• [Activity] Show each line of the entries below in which the word "Selection" appears.

Component data from apps and pages
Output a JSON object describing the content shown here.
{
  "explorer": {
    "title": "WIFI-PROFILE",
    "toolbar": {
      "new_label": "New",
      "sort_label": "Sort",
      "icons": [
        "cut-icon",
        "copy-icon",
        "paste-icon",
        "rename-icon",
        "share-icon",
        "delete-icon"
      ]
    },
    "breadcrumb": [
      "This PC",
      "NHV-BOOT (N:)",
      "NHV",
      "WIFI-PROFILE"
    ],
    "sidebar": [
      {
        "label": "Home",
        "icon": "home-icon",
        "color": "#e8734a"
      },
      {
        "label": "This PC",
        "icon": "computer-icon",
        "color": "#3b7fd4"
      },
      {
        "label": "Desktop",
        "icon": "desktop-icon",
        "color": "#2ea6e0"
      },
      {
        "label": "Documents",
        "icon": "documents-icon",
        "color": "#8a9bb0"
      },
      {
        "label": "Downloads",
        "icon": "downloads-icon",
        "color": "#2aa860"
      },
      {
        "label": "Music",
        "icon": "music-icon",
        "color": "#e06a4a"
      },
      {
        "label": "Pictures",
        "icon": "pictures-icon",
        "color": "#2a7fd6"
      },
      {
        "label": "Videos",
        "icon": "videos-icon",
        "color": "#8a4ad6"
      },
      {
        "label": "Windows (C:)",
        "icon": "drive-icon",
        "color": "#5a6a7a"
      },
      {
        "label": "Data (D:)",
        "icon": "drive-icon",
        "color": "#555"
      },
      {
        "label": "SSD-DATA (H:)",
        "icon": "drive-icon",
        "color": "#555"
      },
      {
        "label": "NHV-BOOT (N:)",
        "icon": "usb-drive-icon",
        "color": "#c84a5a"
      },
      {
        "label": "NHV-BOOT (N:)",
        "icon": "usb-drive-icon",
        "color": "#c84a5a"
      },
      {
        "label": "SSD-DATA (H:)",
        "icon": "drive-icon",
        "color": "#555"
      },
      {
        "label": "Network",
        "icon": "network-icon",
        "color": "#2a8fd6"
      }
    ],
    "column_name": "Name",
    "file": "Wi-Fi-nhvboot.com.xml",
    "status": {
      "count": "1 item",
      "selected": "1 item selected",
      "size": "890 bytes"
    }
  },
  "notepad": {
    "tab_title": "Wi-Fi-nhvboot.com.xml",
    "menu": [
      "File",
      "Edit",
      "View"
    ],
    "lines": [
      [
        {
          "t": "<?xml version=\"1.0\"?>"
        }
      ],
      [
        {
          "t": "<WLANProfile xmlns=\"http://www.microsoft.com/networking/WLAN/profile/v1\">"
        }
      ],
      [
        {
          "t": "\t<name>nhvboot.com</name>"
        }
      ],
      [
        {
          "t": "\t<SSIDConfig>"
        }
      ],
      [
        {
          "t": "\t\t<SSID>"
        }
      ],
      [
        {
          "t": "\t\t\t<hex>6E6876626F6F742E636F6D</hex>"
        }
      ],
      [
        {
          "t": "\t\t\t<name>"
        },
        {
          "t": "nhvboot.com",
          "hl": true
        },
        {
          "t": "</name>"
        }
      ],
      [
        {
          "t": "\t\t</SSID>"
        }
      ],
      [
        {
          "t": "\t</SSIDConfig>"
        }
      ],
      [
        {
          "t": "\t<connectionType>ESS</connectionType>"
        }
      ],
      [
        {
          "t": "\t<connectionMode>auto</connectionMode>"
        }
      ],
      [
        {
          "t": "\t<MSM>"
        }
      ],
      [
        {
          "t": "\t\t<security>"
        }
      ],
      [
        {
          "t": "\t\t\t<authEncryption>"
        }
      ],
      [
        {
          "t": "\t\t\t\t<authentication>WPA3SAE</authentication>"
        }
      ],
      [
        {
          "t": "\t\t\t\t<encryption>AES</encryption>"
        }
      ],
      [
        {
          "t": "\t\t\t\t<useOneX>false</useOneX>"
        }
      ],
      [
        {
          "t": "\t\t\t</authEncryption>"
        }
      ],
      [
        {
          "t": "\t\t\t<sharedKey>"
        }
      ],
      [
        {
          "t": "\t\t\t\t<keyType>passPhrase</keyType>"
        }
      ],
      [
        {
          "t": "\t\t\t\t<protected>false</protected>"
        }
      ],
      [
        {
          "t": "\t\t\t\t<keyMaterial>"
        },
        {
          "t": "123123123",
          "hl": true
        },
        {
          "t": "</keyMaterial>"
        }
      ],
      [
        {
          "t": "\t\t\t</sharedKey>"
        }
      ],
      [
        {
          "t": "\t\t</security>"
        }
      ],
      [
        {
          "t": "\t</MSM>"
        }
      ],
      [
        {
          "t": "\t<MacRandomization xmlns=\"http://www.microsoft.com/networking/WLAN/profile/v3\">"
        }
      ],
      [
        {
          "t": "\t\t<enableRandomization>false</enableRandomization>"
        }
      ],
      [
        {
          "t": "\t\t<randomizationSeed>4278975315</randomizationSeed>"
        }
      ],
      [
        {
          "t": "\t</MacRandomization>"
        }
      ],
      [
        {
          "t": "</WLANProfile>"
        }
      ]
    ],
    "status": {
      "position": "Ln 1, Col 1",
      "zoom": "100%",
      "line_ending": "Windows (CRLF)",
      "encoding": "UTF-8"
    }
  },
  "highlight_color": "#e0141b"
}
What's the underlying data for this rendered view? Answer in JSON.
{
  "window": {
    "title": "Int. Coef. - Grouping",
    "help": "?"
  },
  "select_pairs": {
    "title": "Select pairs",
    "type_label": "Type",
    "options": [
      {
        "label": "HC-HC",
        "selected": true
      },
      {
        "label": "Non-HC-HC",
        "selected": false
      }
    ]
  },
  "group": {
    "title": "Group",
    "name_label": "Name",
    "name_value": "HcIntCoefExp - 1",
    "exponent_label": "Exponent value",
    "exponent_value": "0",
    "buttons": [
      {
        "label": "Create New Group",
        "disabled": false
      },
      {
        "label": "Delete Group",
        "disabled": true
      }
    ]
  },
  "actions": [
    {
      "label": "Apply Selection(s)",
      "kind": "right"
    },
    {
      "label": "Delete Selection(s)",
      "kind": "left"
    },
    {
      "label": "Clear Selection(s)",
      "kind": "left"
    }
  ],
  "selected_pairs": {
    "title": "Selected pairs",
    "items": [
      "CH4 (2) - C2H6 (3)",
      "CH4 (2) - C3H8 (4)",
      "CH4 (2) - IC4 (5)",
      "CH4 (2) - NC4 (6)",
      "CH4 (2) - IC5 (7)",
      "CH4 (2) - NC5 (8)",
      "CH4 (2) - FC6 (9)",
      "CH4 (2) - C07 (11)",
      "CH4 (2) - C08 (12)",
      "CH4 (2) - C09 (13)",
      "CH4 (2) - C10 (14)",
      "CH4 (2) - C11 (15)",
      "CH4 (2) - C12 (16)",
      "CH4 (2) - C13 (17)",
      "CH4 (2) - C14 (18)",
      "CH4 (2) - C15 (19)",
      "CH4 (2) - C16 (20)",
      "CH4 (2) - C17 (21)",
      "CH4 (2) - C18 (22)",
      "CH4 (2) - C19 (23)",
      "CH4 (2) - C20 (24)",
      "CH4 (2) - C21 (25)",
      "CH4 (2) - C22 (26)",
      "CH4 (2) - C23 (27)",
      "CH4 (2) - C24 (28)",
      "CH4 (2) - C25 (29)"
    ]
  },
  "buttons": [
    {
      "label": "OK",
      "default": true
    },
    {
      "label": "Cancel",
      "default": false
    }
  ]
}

• [Answer space]
      "label": "Apply Selection(s)",
      "label": "Delete Selection(s)",
      "label": "Clear Selection(s)",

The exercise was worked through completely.